- WHAT THE TASK REQUIRES
Only an exact, complete copy of the listing will serve as the answer.

- DATASET EXCERPTS

····················

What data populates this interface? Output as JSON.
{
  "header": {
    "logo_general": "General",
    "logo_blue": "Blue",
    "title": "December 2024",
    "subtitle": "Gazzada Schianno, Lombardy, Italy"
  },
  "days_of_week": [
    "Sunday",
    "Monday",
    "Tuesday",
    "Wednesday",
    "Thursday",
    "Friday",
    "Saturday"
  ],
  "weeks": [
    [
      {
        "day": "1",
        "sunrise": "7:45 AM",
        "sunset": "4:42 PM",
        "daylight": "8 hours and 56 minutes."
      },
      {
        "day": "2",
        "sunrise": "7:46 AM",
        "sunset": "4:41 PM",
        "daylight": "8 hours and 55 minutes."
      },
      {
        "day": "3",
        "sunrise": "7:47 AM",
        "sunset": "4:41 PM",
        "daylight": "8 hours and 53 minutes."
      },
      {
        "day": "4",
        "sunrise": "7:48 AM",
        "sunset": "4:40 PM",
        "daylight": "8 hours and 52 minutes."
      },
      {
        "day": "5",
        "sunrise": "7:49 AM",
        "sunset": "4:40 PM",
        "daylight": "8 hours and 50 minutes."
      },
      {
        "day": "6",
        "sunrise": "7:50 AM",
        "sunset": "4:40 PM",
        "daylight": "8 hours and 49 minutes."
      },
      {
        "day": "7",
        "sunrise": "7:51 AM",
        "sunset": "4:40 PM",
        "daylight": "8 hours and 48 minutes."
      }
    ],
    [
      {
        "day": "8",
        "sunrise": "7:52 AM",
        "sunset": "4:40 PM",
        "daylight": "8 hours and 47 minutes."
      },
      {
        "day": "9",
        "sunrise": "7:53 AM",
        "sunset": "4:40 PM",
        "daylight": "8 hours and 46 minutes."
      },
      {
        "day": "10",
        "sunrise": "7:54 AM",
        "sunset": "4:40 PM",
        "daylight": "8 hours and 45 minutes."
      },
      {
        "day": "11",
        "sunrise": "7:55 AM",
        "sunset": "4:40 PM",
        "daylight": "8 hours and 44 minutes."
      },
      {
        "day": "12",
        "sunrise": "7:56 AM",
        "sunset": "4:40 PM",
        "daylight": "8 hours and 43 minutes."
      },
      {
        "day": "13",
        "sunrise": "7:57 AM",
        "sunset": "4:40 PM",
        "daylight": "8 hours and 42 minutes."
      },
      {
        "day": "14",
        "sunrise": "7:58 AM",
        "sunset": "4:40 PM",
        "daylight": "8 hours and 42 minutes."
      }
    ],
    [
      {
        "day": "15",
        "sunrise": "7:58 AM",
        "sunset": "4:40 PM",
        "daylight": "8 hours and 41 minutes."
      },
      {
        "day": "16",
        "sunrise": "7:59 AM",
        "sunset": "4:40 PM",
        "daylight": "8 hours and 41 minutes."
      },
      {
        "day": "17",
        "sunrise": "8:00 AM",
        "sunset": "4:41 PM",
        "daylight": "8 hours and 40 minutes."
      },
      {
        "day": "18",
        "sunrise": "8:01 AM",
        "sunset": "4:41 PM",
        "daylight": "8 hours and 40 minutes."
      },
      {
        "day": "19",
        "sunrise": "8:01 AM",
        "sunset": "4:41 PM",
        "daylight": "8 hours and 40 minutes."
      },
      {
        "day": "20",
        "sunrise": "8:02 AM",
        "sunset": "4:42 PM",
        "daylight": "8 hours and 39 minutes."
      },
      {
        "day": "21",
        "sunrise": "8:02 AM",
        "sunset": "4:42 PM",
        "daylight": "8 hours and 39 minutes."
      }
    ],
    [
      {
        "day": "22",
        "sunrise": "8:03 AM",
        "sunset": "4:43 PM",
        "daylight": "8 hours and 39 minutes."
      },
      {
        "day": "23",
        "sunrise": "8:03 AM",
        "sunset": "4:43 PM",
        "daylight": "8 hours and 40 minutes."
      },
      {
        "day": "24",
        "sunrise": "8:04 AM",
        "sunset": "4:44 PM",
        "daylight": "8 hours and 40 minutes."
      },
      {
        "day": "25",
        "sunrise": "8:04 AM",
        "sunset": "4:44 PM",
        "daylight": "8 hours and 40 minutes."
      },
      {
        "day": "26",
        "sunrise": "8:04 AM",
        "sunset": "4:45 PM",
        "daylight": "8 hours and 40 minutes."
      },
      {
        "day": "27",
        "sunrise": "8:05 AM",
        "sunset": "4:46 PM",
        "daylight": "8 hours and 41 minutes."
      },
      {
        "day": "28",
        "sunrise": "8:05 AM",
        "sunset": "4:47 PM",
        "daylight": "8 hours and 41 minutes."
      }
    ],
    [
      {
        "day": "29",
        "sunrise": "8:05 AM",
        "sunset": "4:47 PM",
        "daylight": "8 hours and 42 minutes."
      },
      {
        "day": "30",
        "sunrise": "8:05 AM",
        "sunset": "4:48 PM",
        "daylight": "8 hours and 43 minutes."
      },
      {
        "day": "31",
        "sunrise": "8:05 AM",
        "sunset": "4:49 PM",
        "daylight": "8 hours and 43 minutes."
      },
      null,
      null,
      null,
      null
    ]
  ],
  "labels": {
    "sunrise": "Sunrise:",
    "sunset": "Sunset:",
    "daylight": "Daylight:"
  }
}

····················

- RESPONSE TO THIS EXERCISE
What data populates this interface? Output as JSON.
{
  "header": {
    "logo_general": "General",
    "logo_blue": "Blue",
    "title": "December 2024",
    "subtitle": "Gazzada Schianno, Lombardy, Italy"
  },
  "days_of_week": [
    "Sunday",
    "Monday",
    "Tuesday",
    "Wednesday",
    "Thursday",
    "Friday",
    "Saturday"
  ],
  "weeks": [
    [
      {
        "day": "1",
        "sunrise": "7:45 AM",
        "sunset": "4:42 PM",
        "daylight": "8 hours and 56 minutes."
      },
      {
        "day": "2",
        "sunrise": "7:46 AM",
        "sunset": "4:41 PM",
        "daylight": "8 hours and 55 minutes."
      },
      {
        "day": "3",
        "sunrise": "7:47 AM",
        "sunset": "4:41 PM",
        "daylight": "8 hours and 53 minutes."
      },
      {
        "day": "4",
        "sunrise": "7:48 AM",
        "sunset": "4:40 PM",
        "daylight": "8 hours and 52 minutes."
      },
      {
        "day": "5",
        "sunrise": "7:49 AM",
        "sunset": "4:40 PM",
        "daylight": "8 hours and 50 minutes."
      },
      {
        "day": "6",
        "sunrise": "7:50 AM",
        "sunset": "4:40 PM",
        "daylight": "8 hours and 49 minutes."
      },
      {
        "day": "7",
        "sunrise": "7:51 AM",
        "sunset": "4:40 PM",
        "daylight": "8 hours and 48 minutes."
      }
    ],
    [
      {
        "day": "8",
        "sunrise": "7:52 AM",
        "sunset": "4:40 PM",
        "daylight": "8 hours and 47 minutes."
      },
      {
        "day": "9",
        "sunrise": "7:53 AM",
        "sunset": "4:40 PM",
        "daylight": "8 hours and 46 minutes."
      },
      {
        "day": "10",
        "sunrise": "7:54 AM",
        "sunset": "4:40 PM",
        "daylight": "8 hours and 45 minutes."
      },
      {
        "day": "11",
        "sunrise": "7:55 AM",
        "sunset": "4:40 PM",
        "daylight": "8 hours and 44 minutes."
      },
      {
        "day": "12",
        "sunrise": "7:56 AM",
        "sunset": "4:40 PM",
        "daylight": "8 hours and 43 minutes."
      },
      {
        "day": "13",
        "sunrise": "7:57 AM",
        "sunset": "4:40 PM",
        "daylight": "8 hours and 42 minutes."
      },
      {
        "day": "14",
        "sunrise": "7:58 AM",
        "sunset": "4:40 PM",
        "daylight": "8 hours and 42 minutes."
      }
    ],
    [
      {
        "day": "15",
        "sunrise": "7:58 AM",
        "sunset": "4:40 PM",
        "daylight": "8 hours and 41 minutes."
      },
      {
        "day": "16",
        "sunrise": "7:59 AM",
        "sunset": "4:40 PM",
        "daylight": "8 hours and 41 minutes."
      },
      {
        "day": "17",
        "sunrise": "8:00 AM",
        "sunset": "4:41 PM",
        "daylight": "8 hours and 40 minutes."
      },
      {
        "day": "18",
        "sunrise": "8:01 AM",
        "sunset": "4:41 PM",
        "daylight": "8 hours and 40 minutes."
      },
      {
        "day": "19",
        "sunrise": "8:01 AM",
        "sunset": "4:41 PM",
        "daylight": "8 hours and 40 minutes."
      },
      {
        "day": "20",
        "sunrise": "8:02 AM",
        "sunset": "4:42 PM",
        "daylight": "8 hours and 39 minutes."
      },
      {
        "day": "21",
        "sunrise": "8:02 AM",
        "sunset": "4:42 PM",
        "daylight": "8 hours and 39 minutes."
      }
    ],
    [
      {
        "day": "22",
        "sunrise": "8:03 AM",
        "sunset": "4:43 PM",
        "daylight": "8 hours and 39 minutes."
      },
      {
        "day": "23",
        "sunrise": "8:03 AM",
        "sunset": "4:43 PM",
        "daylight": "8 hours and 40 minutes."
      },
      {
        "day": "24",
        "sunrise": "8:04 AM",
        "sunset": "4:44 PM",
        "daylight": "8 hours and 40 minutes."
      },
      {
        "day": "25",
        "sunrise": "8:04 AM",
        "sunset": "4:44 PM",
        "daylight": "8 hours and 40 minutes."
      },
      {
        "day": "26",
        "sunrise": "8:04 AM",
        "sunset": "4:45 PM",
        "daylight": "8 hours and 40 minutes."
      },
      {
        "day": "27",
        "sunrise": "8:05 AM",
        "sunset": "4:46 PM",
        "daylight": "8 hours and 41 minutes."
      },
      {
        "day": "28",
        "sunrise": "8:05 AM",
        "sunset": "4:47 PM",
        "daylight": "8 hours and 41 minutes."
      }
    ],
    [
      {
        "day": "29",
        "sunrise": "8:05 AM",
        "sunset": "4:47 PM",
        "daylight": "8 hours and 42 minutes."
      },
      {
        "day": "30",
        "sunrise": "8:05 AM",
        "sunset": "4:48 PM",
        "daylight": "8 hours and 43 minutes."
      },
      {
        "day": "31",
        "sunrise": "8:05 AM",
        "sunset": "4:49 PM",
        "daylight": "8 hours and 43 minutes."
      },
      null,
      null,
      null,
      null
    ]
  ],
  "labels": {
    "sunrise": "Sunrise:",
    "sunset": "Sunset:",
    "daylight": "Daylight:"
  }
}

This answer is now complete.